Tidal wetlands are an important geomorphic and ecological feature of the coastal zone. Our projects deal with the physical forcings that affect wetland stability over event-to-annual timescales, including wave attack, sediment supply, and sea-level rise.
Tidal wetland complexes are geomorphic features composed of vegetated marsh plain, intertidal flats, and tidal channels. The stability of a tidal wetland complex is a function of interconnected biogeomorphic and physical processes. We are primarily studying the influence of sediment supply through tidal channels, wave attack on marsh faces, and feedbacks between vegetation and hydrodynamics.
Tidal channels deliver sediment to the vegetated subaerial marsh plain on high tides, which tends to increase the elevation of the marsh plain through time. Prior work suggests that marsh plains and channel networks develop simultaneously, moving toward an equilibrium condition where the net sediment flux through the channel network channels equals zero, and the transfer of sediment from channel to marsh platform balances sea level rise. Therefore, measurements of the concentration and flux of sediments through tidal channels represent a spatially integrated measure of marsh stability.
Recent work has highlighted the ephemeral nature of salt marshes, pointing out the balance between erosive forces and sediment supply. Wave attack on marsh faces is a primary erosive force, and causes marsh banks to slump, thereby liberating sediment from the marsh plain. Under low external sediment supply conditions, this leads to an overall landward migration of the marsh plain. We are exploring the connections between wave attack, marsh erosion, sediment supply, and ecosystem services through site-specific studies and larger scale syntheses of existing data.

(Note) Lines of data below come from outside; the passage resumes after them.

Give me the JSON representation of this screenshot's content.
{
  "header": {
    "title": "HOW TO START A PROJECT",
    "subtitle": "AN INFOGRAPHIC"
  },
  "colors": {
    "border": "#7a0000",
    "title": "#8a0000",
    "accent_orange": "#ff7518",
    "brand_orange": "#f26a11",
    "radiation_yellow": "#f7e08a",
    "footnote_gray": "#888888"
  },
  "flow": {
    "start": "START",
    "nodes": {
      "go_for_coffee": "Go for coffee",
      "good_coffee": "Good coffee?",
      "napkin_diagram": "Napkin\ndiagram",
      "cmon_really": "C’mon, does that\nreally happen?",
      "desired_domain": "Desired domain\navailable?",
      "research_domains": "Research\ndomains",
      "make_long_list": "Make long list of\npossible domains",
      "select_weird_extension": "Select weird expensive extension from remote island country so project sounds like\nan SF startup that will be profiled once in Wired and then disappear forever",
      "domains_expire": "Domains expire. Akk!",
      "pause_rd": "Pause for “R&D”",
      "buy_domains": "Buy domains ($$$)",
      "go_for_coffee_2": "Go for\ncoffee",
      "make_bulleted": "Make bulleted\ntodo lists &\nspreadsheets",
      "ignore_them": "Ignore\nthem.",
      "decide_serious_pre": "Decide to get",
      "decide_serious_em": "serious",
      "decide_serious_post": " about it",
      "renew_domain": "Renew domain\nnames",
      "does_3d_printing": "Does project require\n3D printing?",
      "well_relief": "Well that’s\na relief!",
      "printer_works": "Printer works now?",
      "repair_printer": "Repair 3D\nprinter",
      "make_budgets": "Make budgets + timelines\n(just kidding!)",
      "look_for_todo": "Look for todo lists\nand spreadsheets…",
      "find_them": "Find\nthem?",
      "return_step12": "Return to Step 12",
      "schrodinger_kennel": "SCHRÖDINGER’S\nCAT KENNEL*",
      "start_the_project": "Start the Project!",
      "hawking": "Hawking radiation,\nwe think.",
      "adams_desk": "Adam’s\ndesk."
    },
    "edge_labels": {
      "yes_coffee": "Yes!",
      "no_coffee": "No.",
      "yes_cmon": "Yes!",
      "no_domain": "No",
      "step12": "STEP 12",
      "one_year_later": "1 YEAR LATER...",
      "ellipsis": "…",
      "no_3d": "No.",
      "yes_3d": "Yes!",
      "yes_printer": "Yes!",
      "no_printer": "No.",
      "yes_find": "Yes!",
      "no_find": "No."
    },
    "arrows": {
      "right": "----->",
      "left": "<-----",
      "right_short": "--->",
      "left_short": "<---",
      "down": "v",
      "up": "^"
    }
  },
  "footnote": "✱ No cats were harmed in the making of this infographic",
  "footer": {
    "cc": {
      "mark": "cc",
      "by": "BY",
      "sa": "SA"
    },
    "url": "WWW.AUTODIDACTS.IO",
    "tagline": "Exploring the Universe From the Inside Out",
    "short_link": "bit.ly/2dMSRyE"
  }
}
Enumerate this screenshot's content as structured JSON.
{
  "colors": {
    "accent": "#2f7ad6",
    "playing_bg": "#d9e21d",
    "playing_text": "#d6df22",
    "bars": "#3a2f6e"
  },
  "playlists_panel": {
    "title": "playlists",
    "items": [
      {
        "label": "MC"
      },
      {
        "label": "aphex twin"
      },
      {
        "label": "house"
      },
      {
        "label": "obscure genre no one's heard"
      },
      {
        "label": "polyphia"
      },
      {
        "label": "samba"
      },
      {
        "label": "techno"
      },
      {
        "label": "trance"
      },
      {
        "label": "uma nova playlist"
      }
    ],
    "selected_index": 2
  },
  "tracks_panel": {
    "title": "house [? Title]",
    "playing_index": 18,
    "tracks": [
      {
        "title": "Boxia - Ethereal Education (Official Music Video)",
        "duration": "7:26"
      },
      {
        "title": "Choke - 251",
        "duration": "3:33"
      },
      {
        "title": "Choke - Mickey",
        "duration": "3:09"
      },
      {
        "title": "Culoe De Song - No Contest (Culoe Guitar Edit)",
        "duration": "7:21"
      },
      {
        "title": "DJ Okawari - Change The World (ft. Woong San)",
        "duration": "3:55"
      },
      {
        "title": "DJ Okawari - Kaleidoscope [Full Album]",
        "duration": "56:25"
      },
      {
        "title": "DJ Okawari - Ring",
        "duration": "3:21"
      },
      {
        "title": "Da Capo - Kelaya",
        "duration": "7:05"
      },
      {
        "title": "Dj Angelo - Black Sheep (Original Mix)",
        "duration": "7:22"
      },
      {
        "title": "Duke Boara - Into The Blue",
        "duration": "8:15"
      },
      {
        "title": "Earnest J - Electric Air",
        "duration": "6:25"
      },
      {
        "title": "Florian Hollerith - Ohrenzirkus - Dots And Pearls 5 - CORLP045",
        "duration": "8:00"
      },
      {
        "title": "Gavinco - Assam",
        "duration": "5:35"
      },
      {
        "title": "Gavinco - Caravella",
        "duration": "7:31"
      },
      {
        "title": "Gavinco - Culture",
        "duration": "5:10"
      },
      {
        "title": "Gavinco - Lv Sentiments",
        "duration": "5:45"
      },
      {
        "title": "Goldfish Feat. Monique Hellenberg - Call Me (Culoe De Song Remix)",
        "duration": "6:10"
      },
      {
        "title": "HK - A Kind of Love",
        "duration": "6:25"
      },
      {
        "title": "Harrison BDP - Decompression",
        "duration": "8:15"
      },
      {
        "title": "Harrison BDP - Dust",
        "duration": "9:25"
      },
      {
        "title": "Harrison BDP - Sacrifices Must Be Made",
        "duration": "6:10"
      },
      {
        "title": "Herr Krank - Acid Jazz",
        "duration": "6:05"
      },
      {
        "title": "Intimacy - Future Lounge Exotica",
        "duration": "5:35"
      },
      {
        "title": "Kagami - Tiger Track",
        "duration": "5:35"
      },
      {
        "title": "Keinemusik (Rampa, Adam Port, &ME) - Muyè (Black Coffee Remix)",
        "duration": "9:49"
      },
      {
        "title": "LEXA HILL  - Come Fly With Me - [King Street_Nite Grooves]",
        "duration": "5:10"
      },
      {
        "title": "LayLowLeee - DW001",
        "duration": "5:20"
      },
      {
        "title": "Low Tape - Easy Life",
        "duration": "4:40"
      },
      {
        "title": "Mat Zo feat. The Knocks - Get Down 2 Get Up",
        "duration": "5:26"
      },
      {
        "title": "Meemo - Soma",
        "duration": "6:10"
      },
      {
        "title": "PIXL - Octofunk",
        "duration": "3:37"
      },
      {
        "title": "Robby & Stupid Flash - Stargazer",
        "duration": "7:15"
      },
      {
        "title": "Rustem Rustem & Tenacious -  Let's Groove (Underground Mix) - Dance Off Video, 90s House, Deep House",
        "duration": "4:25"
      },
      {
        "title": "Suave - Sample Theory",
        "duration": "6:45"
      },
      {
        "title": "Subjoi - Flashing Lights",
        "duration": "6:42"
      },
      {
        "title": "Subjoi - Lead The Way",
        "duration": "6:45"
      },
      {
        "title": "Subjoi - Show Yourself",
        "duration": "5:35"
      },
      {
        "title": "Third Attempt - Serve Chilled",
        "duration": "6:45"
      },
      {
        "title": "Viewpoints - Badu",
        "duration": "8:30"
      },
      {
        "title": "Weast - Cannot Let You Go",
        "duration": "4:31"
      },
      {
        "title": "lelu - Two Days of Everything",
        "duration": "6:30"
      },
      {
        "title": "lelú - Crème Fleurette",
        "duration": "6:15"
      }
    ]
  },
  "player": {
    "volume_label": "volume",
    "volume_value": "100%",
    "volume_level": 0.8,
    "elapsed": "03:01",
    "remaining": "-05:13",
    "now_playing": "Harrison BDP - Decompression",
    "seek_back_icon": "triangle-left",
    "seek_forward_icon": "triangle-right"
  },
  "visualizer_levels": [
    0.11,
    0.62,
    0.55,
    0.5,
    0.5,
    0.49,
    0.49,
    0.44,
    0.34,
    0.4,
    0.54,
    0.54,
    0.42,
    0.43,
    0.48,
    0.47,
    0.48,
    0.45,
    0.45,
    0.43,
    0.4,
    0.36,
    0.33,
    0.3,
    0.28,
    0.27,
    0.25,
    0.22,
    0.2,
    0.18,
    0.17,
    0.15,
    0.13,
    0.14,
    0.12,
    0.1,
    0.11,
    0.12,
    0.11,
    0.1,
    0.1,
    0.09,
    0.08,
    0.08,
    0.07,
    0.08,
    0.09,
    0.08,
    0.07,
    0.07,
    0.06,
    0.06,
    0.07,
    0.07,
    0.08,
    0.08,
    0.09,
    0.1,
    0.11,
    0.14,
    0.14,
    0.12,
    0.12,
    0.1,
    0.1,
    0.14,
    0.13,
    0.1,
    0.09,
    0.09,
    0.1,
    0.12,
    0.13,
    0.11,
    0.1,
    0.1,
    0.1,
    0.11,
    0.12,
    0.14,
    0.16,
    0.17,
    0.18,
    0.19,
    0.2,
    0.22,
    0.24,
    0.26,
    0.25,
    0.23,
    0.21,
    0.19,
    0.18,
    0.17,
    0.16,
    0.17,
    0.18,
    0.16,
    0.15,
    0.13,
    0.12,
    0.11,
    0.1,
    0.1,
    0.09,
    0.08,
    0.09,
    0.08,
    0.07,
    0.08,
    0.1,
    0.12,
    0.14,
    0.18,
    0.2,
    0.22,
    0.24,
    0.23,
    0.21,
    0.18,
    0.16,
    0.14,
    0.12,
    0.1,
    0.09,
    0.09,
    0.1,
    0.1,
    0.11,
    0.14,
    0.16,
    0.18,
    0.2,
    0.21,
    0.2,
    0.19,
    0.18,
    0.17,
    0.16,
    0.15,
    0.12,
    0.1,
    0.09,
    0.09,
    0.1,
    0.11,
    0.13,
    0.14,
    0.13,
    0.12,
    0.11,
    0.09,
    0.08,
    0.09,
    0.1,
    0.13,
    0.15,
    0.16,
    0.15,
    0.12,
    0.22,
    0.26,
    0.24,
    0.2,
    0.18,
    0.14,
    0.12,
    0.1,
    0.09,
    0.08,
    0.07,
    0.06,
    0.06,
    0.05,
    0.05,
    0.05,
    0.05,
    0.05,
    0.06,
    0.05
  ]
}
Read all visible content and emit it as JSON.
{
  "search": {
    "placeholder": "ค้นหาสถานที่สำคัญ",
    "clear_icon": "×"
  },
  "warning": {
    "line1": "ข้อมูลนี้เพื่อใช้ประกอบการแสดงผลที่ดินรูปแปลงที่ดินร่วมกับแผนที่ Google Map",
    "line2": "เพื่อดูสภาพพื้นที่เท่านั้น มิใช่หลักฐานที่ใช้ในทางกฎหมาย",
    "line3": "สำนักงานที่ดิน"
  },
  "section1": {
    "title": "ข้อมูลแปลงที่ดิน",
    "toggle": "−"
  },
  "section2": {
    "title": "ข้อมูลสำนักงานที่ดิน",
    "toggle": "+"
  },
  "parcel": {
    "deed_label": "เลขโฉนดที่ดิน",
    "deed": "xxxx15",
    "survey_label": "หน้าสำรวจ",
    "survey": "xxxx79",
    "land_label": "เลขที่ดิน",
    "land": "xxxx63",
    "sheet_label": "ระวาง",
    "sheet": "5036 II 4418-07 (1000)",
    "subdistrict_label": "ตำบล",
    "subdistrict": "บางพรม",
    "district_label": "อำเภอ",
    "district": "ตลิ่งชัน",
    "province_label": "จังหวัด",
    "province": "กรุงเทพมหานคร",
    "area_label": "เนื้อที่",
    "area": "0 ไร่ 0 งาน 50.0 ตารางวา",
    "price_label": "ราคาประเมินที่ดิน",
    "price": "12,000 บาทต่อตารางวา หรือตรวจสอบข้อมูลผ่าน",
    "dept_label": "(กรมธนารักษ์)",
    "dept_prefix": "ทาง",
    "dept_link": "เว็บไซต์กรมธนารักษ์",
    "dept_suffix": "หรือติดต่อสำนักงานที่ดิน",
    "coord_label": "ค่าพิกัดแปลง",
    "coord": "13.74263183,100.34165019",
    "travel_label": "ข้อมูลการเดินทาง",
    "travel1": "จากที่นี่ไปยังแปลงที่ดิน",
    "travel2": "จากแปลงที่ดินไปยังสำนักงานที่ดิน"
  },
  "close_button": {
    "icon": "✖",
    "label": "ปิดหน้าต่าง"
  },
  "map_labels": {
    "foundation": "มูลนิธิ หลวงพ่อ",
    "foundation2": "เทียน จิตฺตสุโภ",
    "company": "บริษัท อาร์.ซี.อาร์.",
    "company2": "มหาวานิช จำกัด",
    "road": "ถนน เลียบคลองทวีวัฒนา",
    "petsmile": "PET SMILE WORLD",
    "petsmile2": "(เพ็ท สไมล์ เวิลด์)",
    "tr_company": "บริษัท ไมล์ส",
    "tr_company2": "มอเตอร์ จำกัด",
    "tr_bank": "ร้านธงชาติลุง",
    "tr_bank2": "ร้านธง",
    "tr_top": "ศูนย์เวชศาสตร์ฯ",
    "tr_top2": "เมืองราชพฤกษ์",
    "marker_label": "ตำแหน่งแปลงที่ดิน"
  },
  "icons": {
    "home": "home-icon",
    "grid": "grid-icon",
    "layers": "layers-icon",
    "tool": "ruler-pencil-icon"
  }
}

Ganju, N.K., Defne, Z., Kirwan, M.L., D’Alpaos, A., Carniello, L., and Fagherazzi, S., 2017. Spatially integrative metrics reveal hidden vulnerability of microtidal salt marshes. Nature Communications, 8, 14156. (ganju_et_al_vulnerability.pdf)
Leonardi, N., Defne, Z., Ganju, N.K. and Fagherazzi, S., 2016. Salt marsh erosion rates and boundary features in a shallow Bay. Journal of Geophysical Research: Earth Surface. (leonardi_et_al_erosion.pdf)
Ganju, N.K., Kirwan, M.L, Dickhudt, P.J., Guntenspergen, G.R., Cahoon, D.R., and Kroeger, K.D., 2015, Sediment transport based metrics of wetland stability, Geophysical Research Letters. (ganju_et_al_metrics.pdf)
Leonardi, N., Ganju, N.K., and Fagherazzi, S., 2015, Absence of a critical threshold for erosion determines salt-marsh survival during violent storms and hurricanes, Proceedings of the National Academy of Sciences. (leonardi_et_al_PNAS.pdf)
Rosencranz, J.A., Ganju, N.K., Ambrose, R.F., Brosnahan, S.M., Dickhudt, P.J., Guntenspergen, G.R., MacDonald, G.M., Takekawa, J.Y, and Thorne, K.M., 2015, Balanced sediment fluxes in southern California’s Mediterranean-climate zone salt marshes, Estuaries and Coasts, DOI 10.1007/s12237-015-0056-y. (rosencranz_et_al_fluxes.pdf)
Ganju, N.K., Nidzieko, N.J., and Kirwan, M.L., 2013, Inferring tidal wetland stability from channel sediment fluxes: observations and a conceptual model, Journal of Geophysical Research-Earth Surface, 118, 1–14. (ganju_et_al_stability.pdf).
Ganju, N.K., Schoellhamer, D.H., and Bergamaschi, B.A, 2005, Suspended sediment fluxes in a tidal wetland: measurement, controlling factors, and error analysis. Estuaries 28(6), 812-822. (ganju_et_al_BI.pdf)